|US4403592 *||May 3, 1982||Sep 13, 1983||Robert Bosch Gmbh||Engine ignition system with automatic timing shift|
|US4411245 *||Sep 22, 1981||Oct 25, 1983||Nippondenso Co., Ltd.||Internal combustion engine contactless ignition system of supply voltage variation compensation type|
|US5213080 *||Jul 10, 1992||May 25, 1993||Gas Research Institute||Ignition timing control|
|US6571783 *||Nov 10, 1999||Jun 3, 2003||Robert Bosch Gmbh||Ignition control device and method|
|US6736102 *||Jun 20, 2001||May 18, 2004||Robert Bosch Gmbh||Method for operating an internal combustion engine and corresponding arrangement|
|US7058537 *||May 6, 2003||Jun 6, 2006||Robert Bosch Gmbh||Method and device for detecting a rotational speed comprising an estimation of a measured value at low rotational speeds|
|US20030106521 *||Jun 20, 2001||Jun 12, 2003||Johann Konrad||Method for operating an internal combustion engine and corresponding arrangement|
|US20050171724 *||May 6, 2003||Aug 4, 2005||Joerg Sutter||Method and device for detecting a rotational speed comprising an estimation of a measured value at low rotational speeds|

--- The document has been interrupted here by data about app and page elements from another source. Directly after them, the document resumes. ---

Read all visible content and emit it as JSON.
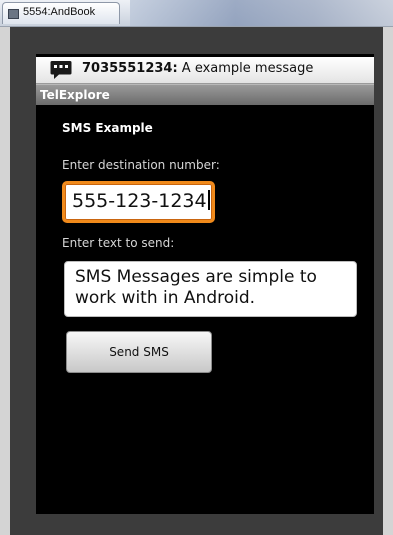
{
  "host_window": {
    "tab_title": "5554:AndBook"
  },
  "notification": {
    "icon": "sms-message-icon",
    "sender": "7035551234:",
    "message": " A example message"
  },
  "app": {
    "title": "TelExplore",
    "heading": "SMS Example",
    "destination": {
      "label": "Enter destination number:",
      "value": "555-123-1234"
    },
    "message": {
      "label": "Enter text to send:",
      "value": "SMS Messages are simple to work with in Android."
    },
    "send_button": "Send SMS"
  },
  "colors": {
    "focus_orange": "#f08a1b",
    "screen_bg": "#000000",
    "title_bar_gray": "#7e7e7e"
  }
}
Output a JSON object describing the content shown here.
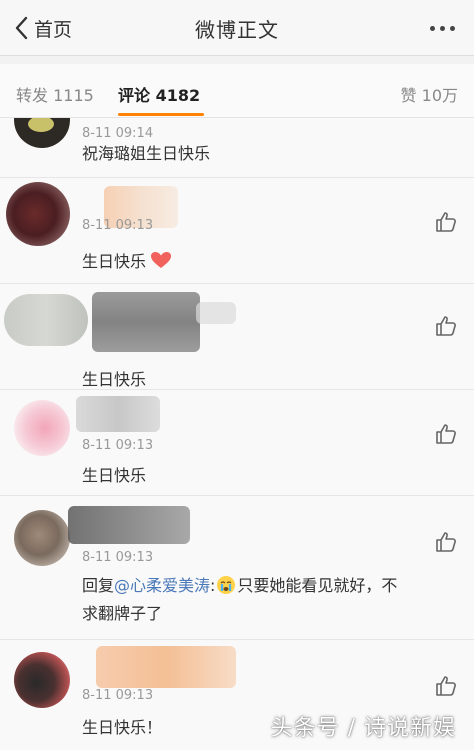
{
  "navbar": {
    "back_label": "首页",
    "title": "微博正文"
  },
  "tabs": [
    {
      "label": "转发 1115"
    },
    {
      "label": "评论 4182"
    },
    {
      "label": "赞 10万"
    }
  ],
  "comments": [
    {
      "time": "8-11 09:14",
      "text": "祝海璐姐生日快乐"
    },
    {
      "time": "8-11 09:13",
      "text": "生日快乐"
    },
    {
      "text": "生日快乐"
    },
    {
      "time": "8-11 09:13",
      "text": "生日快乐"
    },
    {
      "time": "8-11 09:13",
      "reply_prefix": "回复",
      "mention": "@心柔爱美涛",
      "reply_line1": ":",
      "reply_line1b": "只要她能看见就好，不",
      "reply_line2": "求翻牌子了"
    },
    {
      "time": "8-11 09:13",
      "text": "生日快乐！"
    }
  ],
  "watermark": "头条号 / 诗说新娱",
  "colors": {
    "accent": "#ff8200",
    "mention": "#4a78b8"
  }
}
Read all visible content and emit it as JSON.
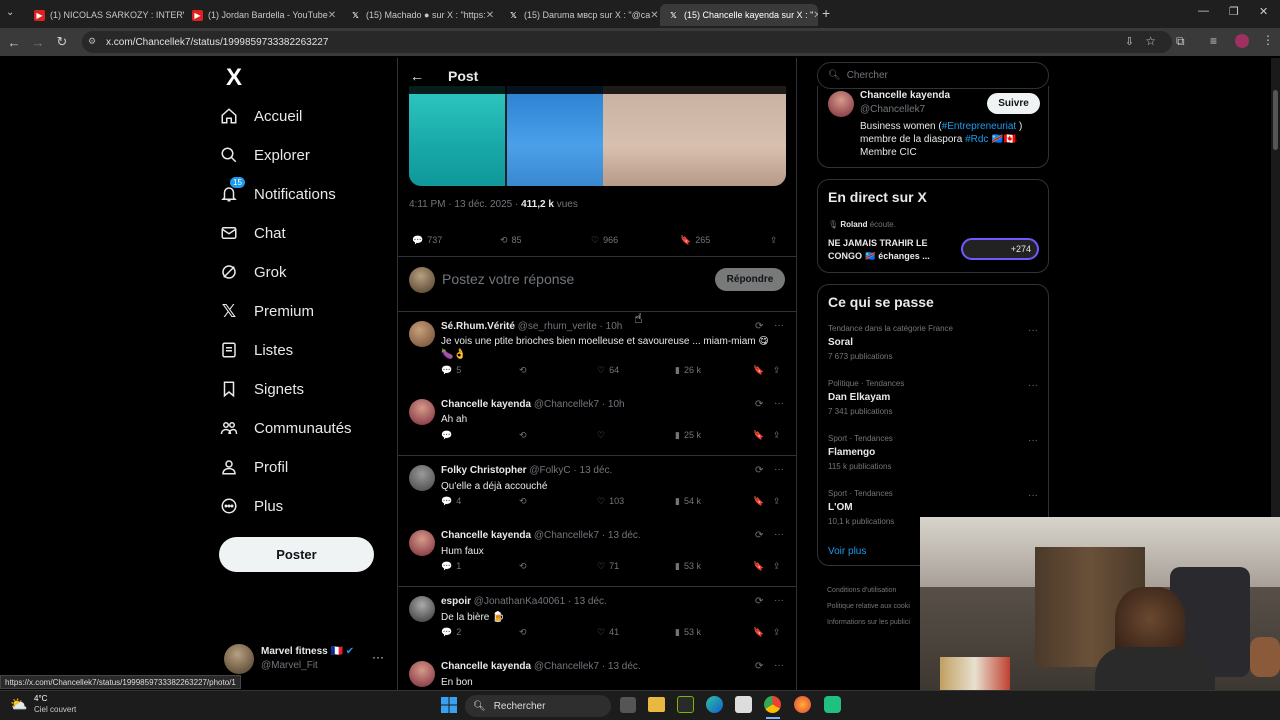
{
  "browser": {
    "tabs": [
      {
        "label": "(1) NICOLAS SARKOZY : INTERV",
        "icon": "youtube-icon"
      },
      {
        "label": "(1) Jordan Bardella - YouTube",
        "icon": "youtube-icon"
      },
      {
        "label": "(15) Machado ● sur X : \"https:",
        "icon": "x-icon"
      },
      {
        "label": "(15) Daruma мвср sur X : \"@ca",
        "icon": "x-icon"
      },
      {
        "label": "(15) Chancelle kayenda sur X : \"",
        "icon": "x-icon",
        "active": true
      }
    ],
    "url": "x.com/Chancellek7/status/1999859733382263227",
    "status_url": "https://x.com/Chancellek7/status/1999859733382263227/photo/1"
  },
  "nav": {
    "logo": "X",
    "items": [
      {
        "label": "Accueil",
        "icon": "home-icon"
      },
      {
        "label": "Explorer",
        "icon": "search-icon"
      },
      {
        "label": "Notifications",
        "icon": "bell-icon",
        "badge": "15"
      },
      {
        "label": "Chat",
        "icon": "mail-icon"
      },
      {
        "label": "Grok",
        "icon": "grok-icon"
      },
      {
        "label": "Premium",
        "icon": "x-premium-icon"
      },
      {
        "label": "Listes",
        "icon": "list-icon"
      },
      {
        "label": "Signets",
        "icon": "bookmark-icon"
      },
      {
        "label": "Communautés",
        "icon": "communities-icon"
      },
      {
        "label": "Profil",
        "icon": "person-icon"
      },
      {
        "label": "Plus",
        "icon": "more-circle-icon"
      }
    ],
    "post_button": "Poster",
    "account": {
      "name": "Marvel fitness 🇫🇷",
      "handle": "@Marvel_Fit"
    }
  },
  "post": {
    "header_title": "Post",
    "time": "4:11 PM · 13 déc. 2025 · ",
    "views": "411,2 k",
    "views_label": " vues",
    "replies": "737",
    "reposts": "85",
    "likes": "966",
    "bookmarks": "265",
    "reply_placeholder": "Postez votre réponse",
    "reply_button": "Répondre"
  },
  "replies": [
    {
      "name": "Sé.Rhum.Vérité",
      "handle": "@se_rhum_verite · 10h",
      "text": "Je vois une ptite brioches bien moelleuse et savoureuse ... miam-miam 😋 🍆👌",
      "replies": "5",
      "reposts": "",
      "likes": "64",
      "views": "26 k"
    },
    {
      "name": "Chancelle kayenda",
      "handle": "@Chancellek7 · 10h",
      "text": "Ah ah",
      "replies": "",
      "reposts": "",
      "likes": "",
      "views": "25 k"
    },
    {
      "name": "Folky Christopher",
      "handle": "@FolkyC · 13 déc.",
      "text": "Qu'elle a déjà accouché",
      "replies": "4",
      "reposts": "",
      "likes": "103",
      "views": "54 k"
    },
    {
      "name": "Chancelle kayenda",
      "handle": "@Chancellek7 · 13 déc.",
      "text": "Hum faux",
      "replies": "1",
      "reposts": "",
      "likes": "71",
      "views": "53 k"
    },
    {
      "name": "espoir",
      "handle": "@JonathanKa40061 · 13 déc.",
      "text": "De la bière 🍺",
      "replies": "2",
      "reposts": "",
      "likes": "41",
      "views": "53 k"
    },
    {
      "name": "Chancelle kayenda",
      "handle": "@Chancellek7 · 13 déc.",
      "text": "En bon",
      "replies": "",
      "reposts": "",
      "likes": "",
      "views": ""
    }
  ],
  "right": {
    "search_placeholder": "Chercher",
    "profile": {
      "name": "Chancelle kayenda",
      "handle": "@Chancellek7",
      "follow": "Suivre",
      "bio_pre": "Business women (",
      "bio_tag1": "#Entrepreneuriat",
      "bio_mid": " ) membre de la diaspora ",
      "bio_tag2": "#Rdc",
      "bio_post": " 🇨🇩🇨🇦 Membre CIC"
    },
    "live": {
      "title": "En direct sur X",
      "host": "Roland",
      "host_suffix": " écoute.",
      "text": "NE JAMAIS TRAHIR LE CONGO 🇨🇩 échanges ...",
      "count": "+274"
    },
    "trends": {
      "title": "Ce qui se passe",
      "items": [
        {
          "category": "Tendance dans la catégorie France",
          "name": "Soral",
          "count": "7 673 publications"
        },
        {
          "category": "Politique · Tendances",
          "name": "Dan Elkayam",
          "count": "7 341 publications"
        },
        {
          "category": "Sport · Tendances",
          "name": "Flamengo",
          "count": "115 k publications"
        },
        {
          "category": "Sport · Tendances",
          "name": "L'OM",
          "count": "10,1 k publications"
        }
      ],
      "see_more": "Voir plus"
    },
    "footer": [
      "Conditions d'utilisation",
      "Politique relative aux cooki",
      "Informations sur les publici"
    ]
  },
  "taskbar": {
    "temp": "4°C",
    "weather": "Ciel couvert",
    "search": "Rechercher"
  },
  "colors": {
    "accent": "#1d9bf0",
    "background": "#000000",
    "border": "#2f3336",
    "muted": "#71767b"
  }
}
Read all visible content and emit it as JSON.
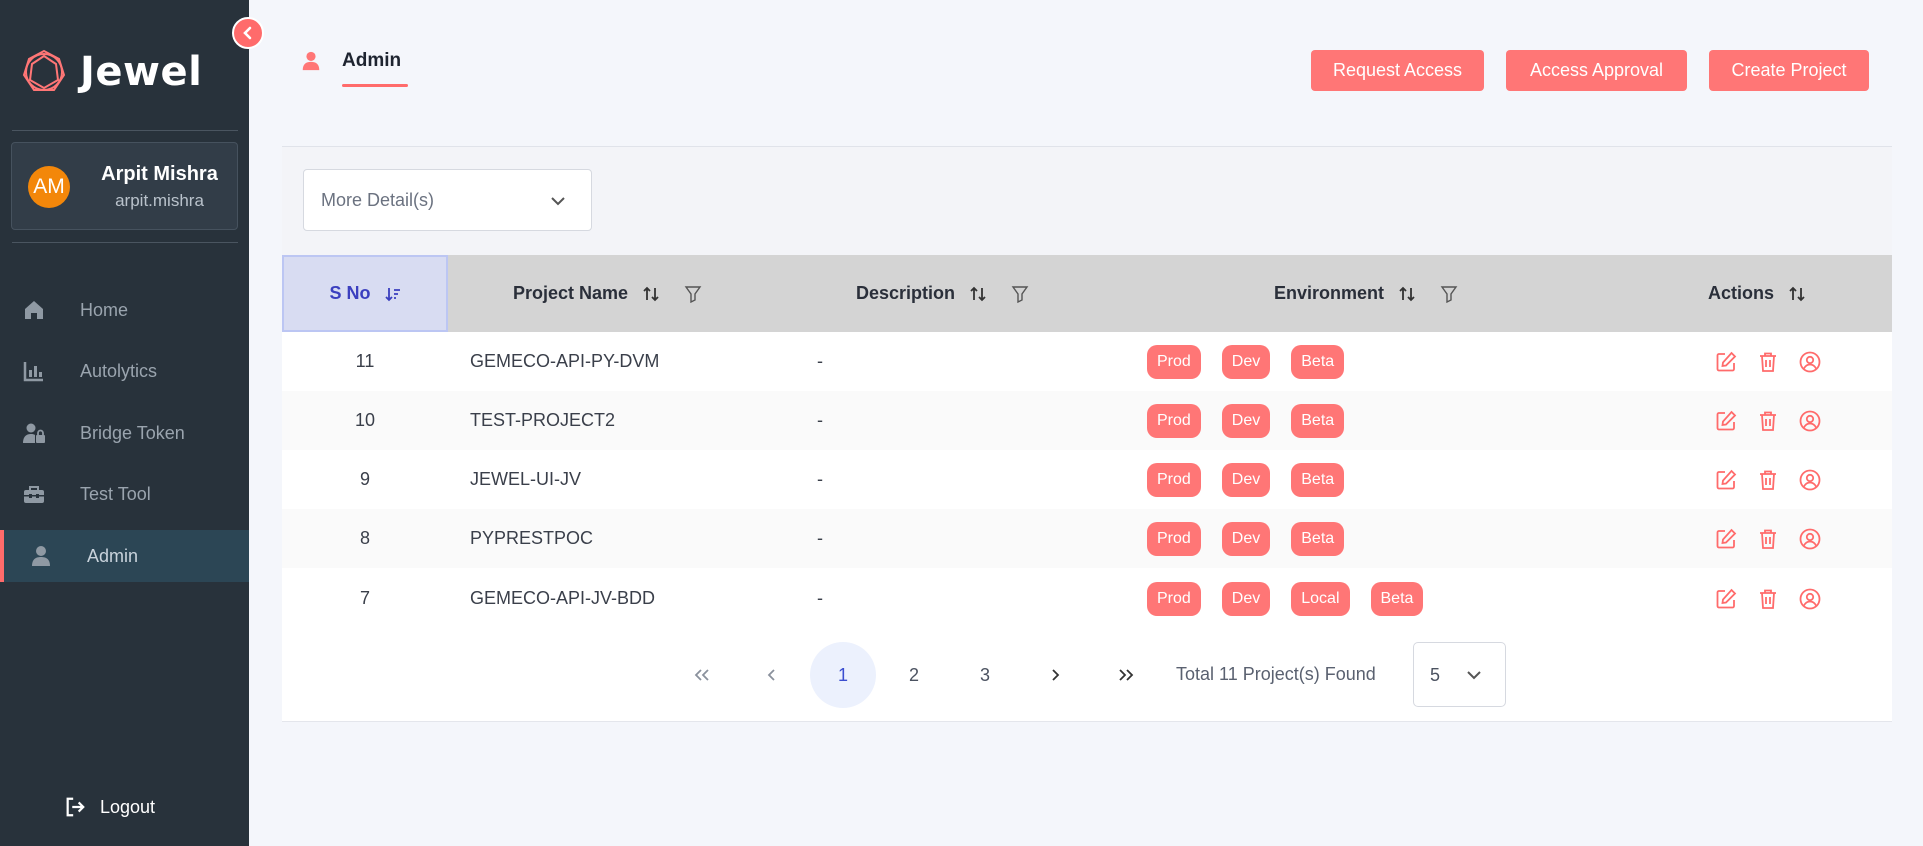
{
  "app": {
    "name": "Jewel"
  },
  "user": {
    "initials": "AM",
    "name": "Arpit Mishra",
    "handle": "arpit.mishra"
  },
  "nav": [
    {
      "label": "Home",
      "icon": "home-icon"
    },
    {
      "label": "Autolytics",
      "icon": "chart-icon"
    },
    {
      "label": "Bridge Token",
      "icon": "user-lock-icon"
    },
    {
      "label": "Test Tool",
      "icon": "toolbox-icon"
    },
    {
      "label": "Admin",
      "icon": "user-icon",
      "active": true
    }
  ],
  "logout_label": "Logout",
  "header": {
    "tab_label": "Admin",
    "buttons": {
      "request_access": "Request Access",
      "access_approval": "Access Approval",
      "create_project": "Create Project"
    }
  },
  "filter": {
    "more_details": "More Detail(s)"
  },
  "table": {
    "columns": {
      "sno": "S No",
      "project_name": "Project Name",
      "description": "Description",
      "environment": "Environment",
      "actions": "Actions"
    },
    "rows": [
      {
        "sno": "11",
        "name": "GEMECO-API-PY-DVM",
        "description": "-",
        "envs": [
          "Prod",
          "Dev",
          "Beta"
        ]
      },
      {
        "sno": "10",
        "name": "TEST-PROJECT2",
        "description": "-",
        "envs": [
          "Prod",
          "Dev",
          "Beta"
        ]
      },
      {
        "sno": "9",
        "name": "JEWEL-UI-JV",
        "description": "-",
        "envs": [
          "Prod",
          "Dev",
          "Beta"
        ]
      },
      {
        "sno": "8",
        "name": "PYPRESTPOC",
        "description": "-",
        "envs": [
          "Prod",
          "Dev",
          "Beta"
        ]
      },
      {
        "sno": "7",
        "name": "GEMECO-API-JV-BDD",
        "description": "-",
        "envs": [
          "Prod",
          "Dev",
          "Local",
          "Beta"
        ]
      }
    ]
  },
  "pagination": {
    "first": "«",
    "prev": "‹",
    "next": "›",
    "last": "»",
    "pages": [
      "1",
      "2",
      "3"
    ],
    "current": "1",
    "total_text": "Total 11 Project(s) Found",
    "page_size": "5"
  },
  "colors": {
    "accent": "#ff7676",
    "sidebar": "#28323b",
    "avatar": "#f3870a"
  }
}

|U.S. Classification||123/406.59, 123/610, 123/609|
|International Classification||F02P7/077, H03K3/02, F02P7/07|